Scan the records below. List lines holding "name".

****************

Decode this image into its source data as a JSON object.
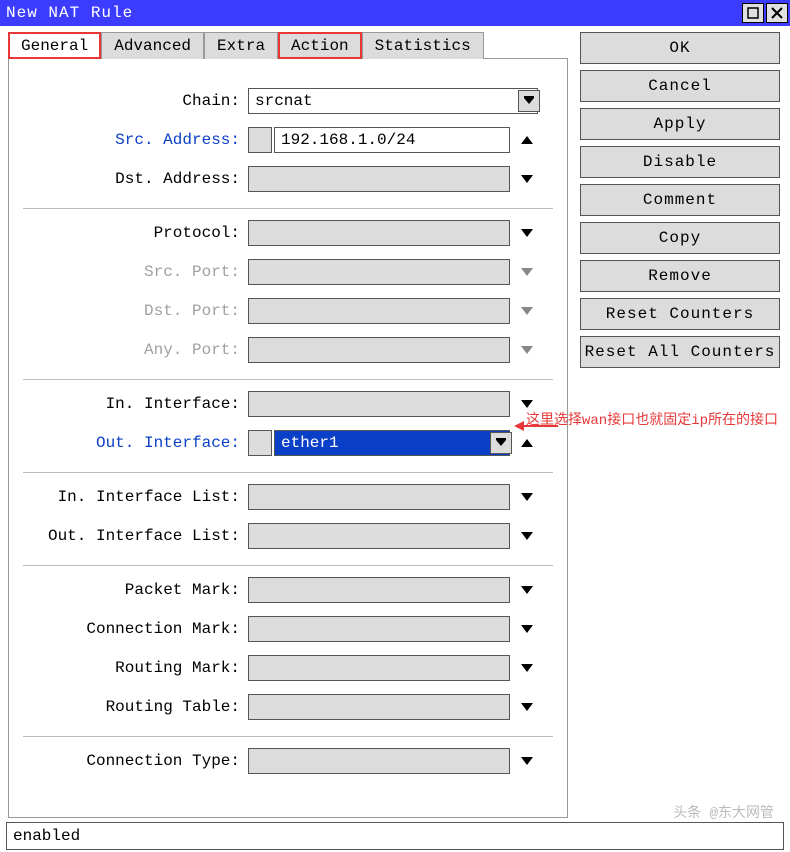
{
  "window": {
    "title": "New NAT Rule"
  },
  "tabs": [
    "General",
    "Advanced",
    "Extra",
    "Action",
    "Statistics"
  ],
  "fields": {
    "chain_label": "Chain:",
    "chain_value": "srcnat",
    "src_addr_label": "Src. Address:",
    "src_addr_value": "192.168.1.0/24",
    "dst_addr_label": "Dst. Address:",
    "protocol_label": "Protocol:",
    "src_port_label": "Src. Port:",
    "dst_port_label": "Dst. Port:",
    "any_port_label": "Any. Port:",
    "in_if_label": "In. Interface:",
    "out_if_label": "Out. Interface:",
    "out_if_value": "ether1",
    "in_if_list_label": "In. Interface List:",
    "out_if_list_label": "Out. Interface List:",
    "packet_mark_label": "Packet Mark:",
    "conn_mark_label": "Connection Mark:",
    "routing_mark_label": "Routing Mark:",
    "routing_table_label": "Routing Table:",
    "conn_type_label": "Connection Type:"
  },
  "buttons": {
    "ok": "OK",
    "cancel": "Cancel",
    "apply": "Apply",
    "disable": "Disable",
    "comment": "Comment",
    "copy": "Copy",
    "remove": "Remove",
    "reset_counters": "Reset Counters",
    "reset_all_counters": "Reset All Counters"
  },
  "status": "enabled",
  "annotation": "这里选择wan接口也就固定ip所在的接口",
  "watermark": "头条 @东大网管"
}
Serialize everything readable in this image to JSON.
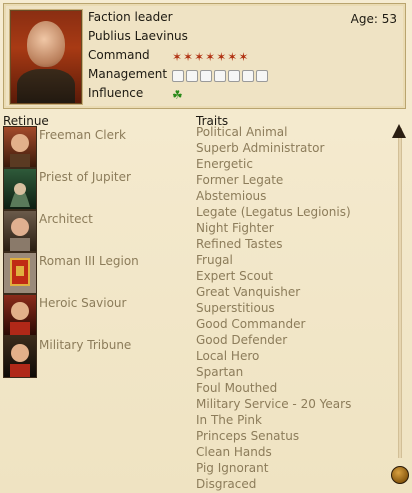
{
  "header": {
    "role": "Faction leader",
    "name": "Publius Laevinus",
    "age": "Age: 53",
    "command_label": "Command",
    "command_stars": 7,
    "management_label": "Management",
    "management_slots": 7,
    "influence_label": "Influence"
  },
  "retinue": {
    "title": "Retinue",
    "items": [
      {
        "label": "Freeman Clerk",
        "icon": "person-icon"
      },
      {
        "label": "Priest of Jupiter",
        "icon": "hooded-priest-icon"
      },
      {
        "label": "Architect",
        "icon": "person-icon"
      },
      {
        "label": "Roman III Legion",
        "icon": "standard-icon"
      },
      {
        "label": "Heroic Saviour",
        "icon": "person-icon"
      },
      {
        "label": "Military Tribune",
        "icon": "person-icon"
      }
    ]
  },
  "traits": {
    "title": "Traits",
    "items": [
      "Political Animal",
      "Superb Administrator",
      "Energetic",
      "Former Legate",
      "Abstemious",
      "Legate (Legatus Legionis)",
      "Night Fighter",
      "Refined Tastes",
      "Frugal",
      "Expert Scout",
      "Great Vanquisher",
      "Superstitious",
      "Good Commander",
      "Good Defender",
      "Local Hero",
      "Spartan",
      "Foul Mouthed",
      "Military Service - 20 Years",
      "In The Pink",
      "Princeps Senatus",
      "Clean Hands",
      "Pig Ignorant",
      "Disgraced"
    ]
  },
  "colors": {
    "muted_text": "#8c7c5a",
    "star_red": "#b03010",
    "influence_green": "#2a8a1a"
  }
}
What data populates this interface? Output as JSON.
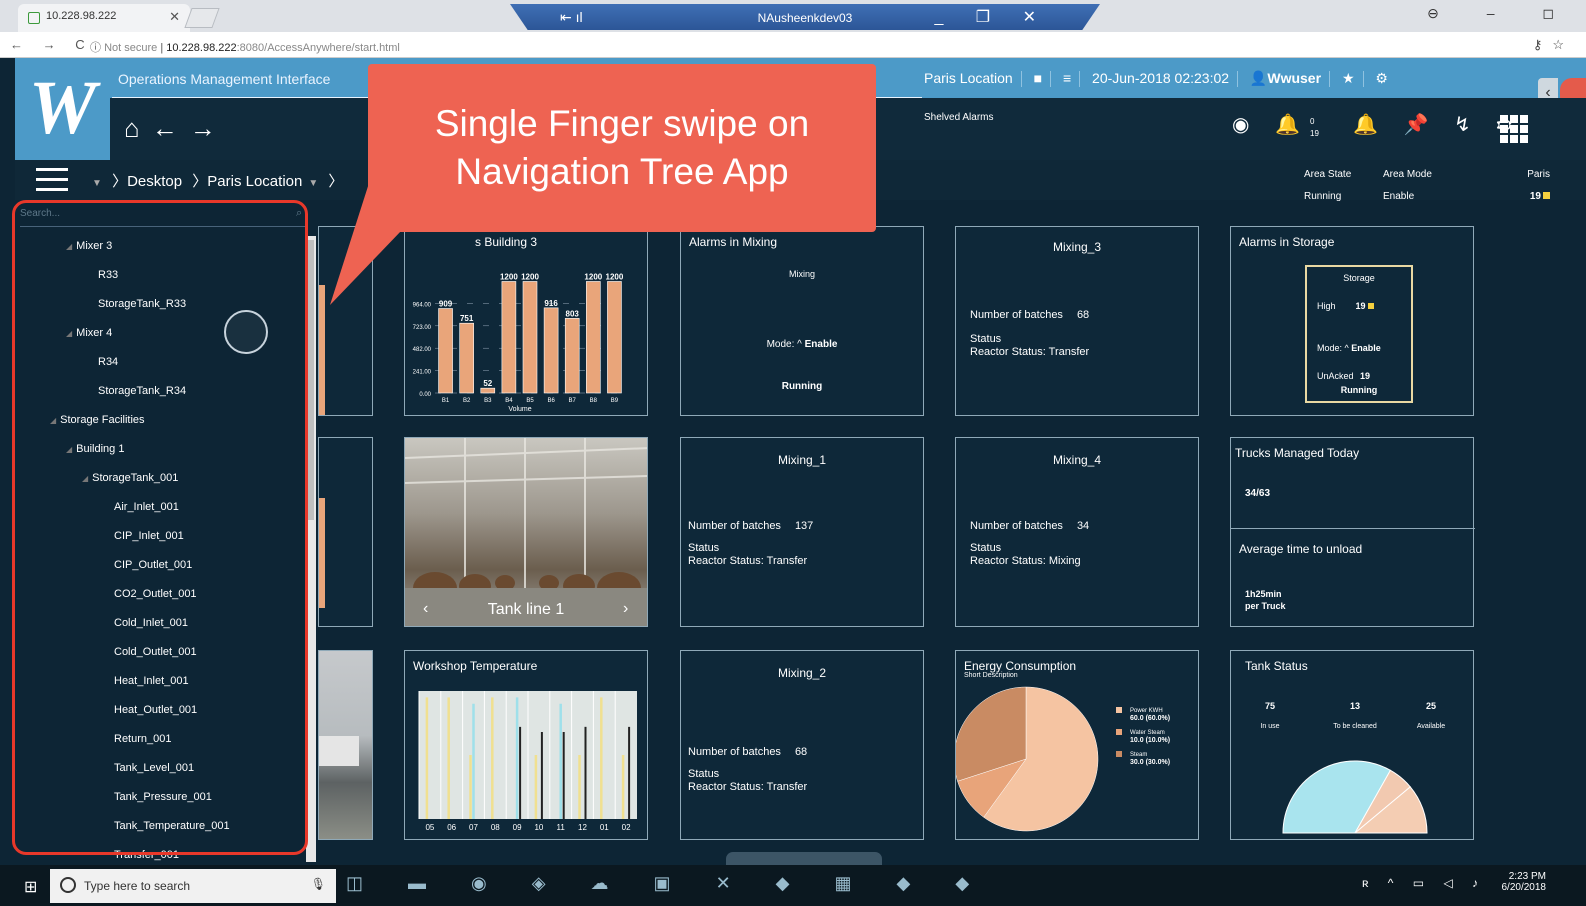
{
  "browser": {
    "tab_title": "10.228.98.222",
    "rdp_title": "NAusheenkdev03",
    "url_prefix": "Not secure",
    "url_host": "10.228.98.222",
    "url_rest": ":8080/AccessAnywhere/start.html"
  },
  "header": {
    "app_title": "Operations Management Interface",
    "location": "Paris Location",
    "datetime": "20-Jun-2018 02:23:02",
    "user": "Wwuser",
    "shelved": "Shelved Alarms",
    "alarm_top": "0",
    "alarm_bottom": "19"
  },
  "callout": {
    "line1": "Single Finger swipe on",
    "line2": "Navigation Tree App"
  },
  "breadcrumb": [
    "Desktop",
    "Paris Location"
  ],
  "area": {
    "state_label": "Area State",
    "state_value": "Running",
    "mode_label": "Area Mode",
    "mode_value": "Enable",
    "paris_label": "Paris",
    "paris_value": "19"
  },
  "tree": {
    "search_placeholder": "Search...",
    "items": [
      {
        "label": "Mixer 3",
        "expander": true
      },
      {
        "label": "R33"
      },
      {
        "label": "StorageTank_R33"
      },
      {
        "label": "Mixer 4",
        "expander": true
      },
      {
        "label": "R34"
      },
      {
        "label": "StorageTank_R34"
      },
      {
        "label": "Storage Facilities",
        "expander": true
      },
      {
        "label": "Building 1",
        "expander": true
      },
      {
        "label": "StorageTank_001",
        "expander": true
      },
      {
        "label": "Air_Inlet_001"
      },
      {
        "label": "CIP_Inlet_001"
      },
      {
        "label": "CIP_Outlet_001"
      },
      {
        "label": "CO2_Outlet_001"
      },
      {
        "label": "Cold_Inlet_001"
      },
      {
        "label": "Cold_Outlet_001"
      },
      {
        "label": "Heat_Inlet_001"
      },
      {
        "label": "Heat_Outlet_001"
      },
      {
        "label": "Return_001"
      },
      {
        "label": "Tank_Level_001"
      },
      {
        "label": "Tank_Pressure_001"
      },
      {
        "label": "Tank_Temperature_001"
      },
      {
        "label": "Transfer_001"
      }
    ]
  },
  "tiles": {
    "volumes": {
      "title_visible": "s Building 3",
      "xlabel": "Volume"
    },
    "alarms_mixing": {
      "title": "Alarms in Mixing",
      "area": "Mixing",
      "mode_label": "Mode:",
      "mode_value": "Enable",
      "state": "Running"
    },
    "mixing3": {
      "title": "Mixing_3",
      "batches_label": "Number of batches",
      "batches": "68",
      "status_label": "Status",
      "reactor": "Reactor Status: Transfer"
    },
    "alarms_storage": {
      "title": "Alarms in Storage",
      "area": "Storage",
      "high_label": "High",
      "high_value": "19",
      "mode_label": "Mode:",
      "mode_value": "Enable",
      "unacked_label": "UnAcked",
      "unacked_value": "19",
      "state": "Running"
    },
    "tankline": {
      "label": "Tank line 1"
    },
    "mixing1": {
      "title": "Mixing_1",
      "batches_label": "Number of batches",
      "batches": "137",
      "status_label": "Status",
      "reactor": "Reactor Status: Transfer"
    },
    "mixing4": {
      "title": "Mixing_4",
      "batches_label": "Number of batches",
      "batches": "34",
      "status_label": "Status",
      "reactor": "Reactor Status: Mixing"
    },
    "trucks": {
      "title": "Trucks Managed Today",
      "value": "34/63",
      "avg_title": "Average time to unload",
      "avg_value": "1h25min",
      "avg_unit": "per Truck"
    },
    "workshop": {
      "title": "Workshop Temperature"
    },
    "mixing2": {
      "title": "Mixing_2",
      "batches_label": "Number of batches",
      "batches": "68",
      "status_label": "Status",
      "reactor": "Reactor Status: Transfer"
    },
    "energy": {
      "title": "Energy Consumption",
      "subtitle": "Short Description"
    },
    "tank_status": {
      "title": "Tank Status",
      "items": [
        {
          "value": "75",
          "label": "In use"
        },
        {
          "value": "13",
          "label": "To be cleaned"
        },
        {
          "value": "25",
          "label": "Available"
        }
      ]
    }
  },
  "chart_data": [
    {
      "type": "bar",
      "title": "",
      "xlabel": "Volume",
      "categories": [
        "B1",
        "B2",
        "B3",
        "B4",
        "B5",
        "B6",
        "B7",
        "B8",
        "B9"
      ],
      "values": [
        909,
        751,
        52,
        1200,
        1200,
        916,
        803,
        1200,
        1200
      ],
      "value_labels": [
        "909",
        "751",
        "52",
        "1200",
        "1200",
        "916",
        "803",
        "1200",
        "1200"
      ],
      "yticks": [
        "0.00",
        "241.00",
        "482.00",
        "723.00",
        "964.00"
      ],
      "ylim": [
        0,
        1205
      ],
      "color": "#e9a57a"
    },
    {
      "type": "bar",
      "title": "Workshop Temperature",
      "categories": [
        "05",
        "06",
        "07",
        "08",
        "09",
        "10",
        "11",
        "12",
        "01",
        "02"
      ],
      "series": [
        {
          "values": [
            0.95,
            0.95,
            0.5,
            0.95,
            0.0,
            0.5,
            0.0,
            0.5,
            0.95,
            0.5
          ]
        },
        {
          "values": [
            0.0,
            0.0,
            0.9,
            0.0,
            0.95,
            0.0,
            0.9,
            0.0,
            0.0,
            0.0
          ]
        },
        {
          "values": [
            0.0,
            0.0,
            0.0,
            0.0,
            0.72,
            0.68,
            0.68,
            0.72,
            0.0,
            0.72
          ]
        }
      ],
      "colors": [
        "#f0e090",
        "#9fe0ea",
        "#222222"
      ]
    },
    {
      "type": "pie",
      "title": "Energy Consumption",
      "slices": [
        {
          "name": "Power KWH",
          "value": 60.0,
          "pct": "(60.0%)",
          "color": "#f5c4a2"
        },
        {
          "name": "Water Steam",
          "value": 10.0,
          "pct": "(10.0%)",
          "color": "#e8a47a"
        },
        {
          "name": "Steam",
          "value": 30.0,
          "pct": "(30.0%)",
          "color": "#c98b63"
        }
      ]
    },
    {
      "type": "pie",
      "title": "Tank Status",
      "slices": [
        {
          "name": "In use",
          "value": 75,
          "color": "#a9e4ee"
        },
        {
          "name": "To be cleaned",
          "value": 13,
          "color": "#f2c9b0"
        },
        {
          "name": "Available",
          "value": 25,
          "color": "#f4cdb3"
        }
      ]
    }
  ],
  "taskbar": {
    "search_placeholder": "Type here to search",
    "time": "2:23 PM",
    "date": "6/20/2018"
  },
  "colors": {
    "accent": "#4c9ac8",
    "callout": "#ee6352",
    "annotation": "#e8382a",
    "bar": "#e9a57a"
  }
}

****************

Answer to this task:
    "name": "Publius Laevinus",
          "name": "Power KWH",
          "name": "Water Steam",
          "name": "Steam",
          "name": "In use",
          "name": "To be cleaned",
          "name": "Available",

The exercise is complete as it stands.